PARIS — Alain Savary, the education minister whose efforts to review hiring and salaries in France's government-supported Catholic schools sent millions to the streets in protest and threatened to bring down the government, has died, the Socialist Party announced in a statement Wednesday. He was 69.
According to the statement, Savary had been hospitalized for several weeks with a serious infection.

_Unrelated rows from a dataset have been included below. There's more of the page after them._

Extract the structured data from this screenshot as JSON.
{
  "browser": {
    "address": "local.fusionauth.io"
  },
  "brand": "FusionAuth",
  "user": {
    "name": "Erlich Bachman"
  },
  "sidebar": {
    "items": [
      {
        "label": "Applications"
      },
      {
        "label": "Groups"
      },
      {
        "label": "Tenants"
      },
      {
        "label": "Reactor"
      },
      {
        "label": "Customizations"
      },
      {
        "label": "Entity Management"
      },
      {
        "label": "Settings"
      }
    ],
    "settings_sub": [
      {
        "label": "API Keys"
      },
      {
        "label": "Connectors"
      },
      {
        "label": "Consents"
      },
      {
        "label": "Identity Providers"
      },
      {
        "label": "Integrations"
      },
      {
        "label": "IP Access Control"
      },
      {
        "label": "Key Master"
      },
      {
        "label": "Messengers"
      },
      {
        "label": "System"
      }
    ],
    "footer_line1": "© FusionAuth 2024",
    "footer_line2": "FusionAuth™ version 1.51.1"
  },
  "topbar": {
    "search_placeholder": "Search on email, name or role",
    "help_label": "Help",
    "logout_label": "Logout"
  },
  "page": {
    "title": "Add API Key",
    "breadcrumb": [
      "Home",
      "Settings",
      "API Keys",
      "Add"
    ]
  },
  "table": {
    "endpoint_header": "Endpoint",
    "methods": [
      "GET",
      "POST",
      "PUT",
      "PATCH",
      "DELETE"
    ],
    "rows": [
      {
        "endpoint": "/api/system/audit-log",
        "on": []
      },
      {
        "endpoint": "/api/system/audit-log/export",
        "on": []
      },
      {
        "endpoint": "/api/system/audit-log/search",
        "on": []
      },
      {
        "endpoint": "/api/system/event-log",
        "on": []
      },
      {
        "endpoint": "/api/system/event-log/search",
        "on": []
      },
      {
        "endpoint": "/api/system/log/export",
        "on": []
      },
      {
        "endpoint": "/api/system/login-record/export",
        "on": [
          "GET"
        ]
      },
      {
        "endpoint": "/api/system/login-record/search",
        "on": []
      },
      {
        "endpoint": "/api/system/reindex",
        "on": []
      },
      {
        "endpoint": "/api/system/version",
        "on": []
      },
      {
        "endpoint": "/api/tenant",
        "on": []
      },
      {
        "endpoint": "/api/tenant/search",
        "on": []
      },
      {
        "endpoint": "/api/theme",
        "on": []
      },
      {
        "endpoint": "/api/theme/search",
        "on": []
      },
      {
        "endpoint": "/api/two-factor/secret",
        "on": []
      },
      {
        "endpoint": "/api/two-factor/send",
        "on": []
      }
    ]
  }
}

It did not say when he died or identify the cause of death.
A member of the French Resistance during World War II, Savary had a reputation for being soft-spoken but stubborn.
He was one of the leaders of the post-Liberation French government, a member of the National Assembly and first held ministerial positions under President Charles de Gaulle.
As education minister, Savary proposed a bill in 1984 that attempted to institute President Francois Mitterrand's campaign promise to revamp the nation's private education system.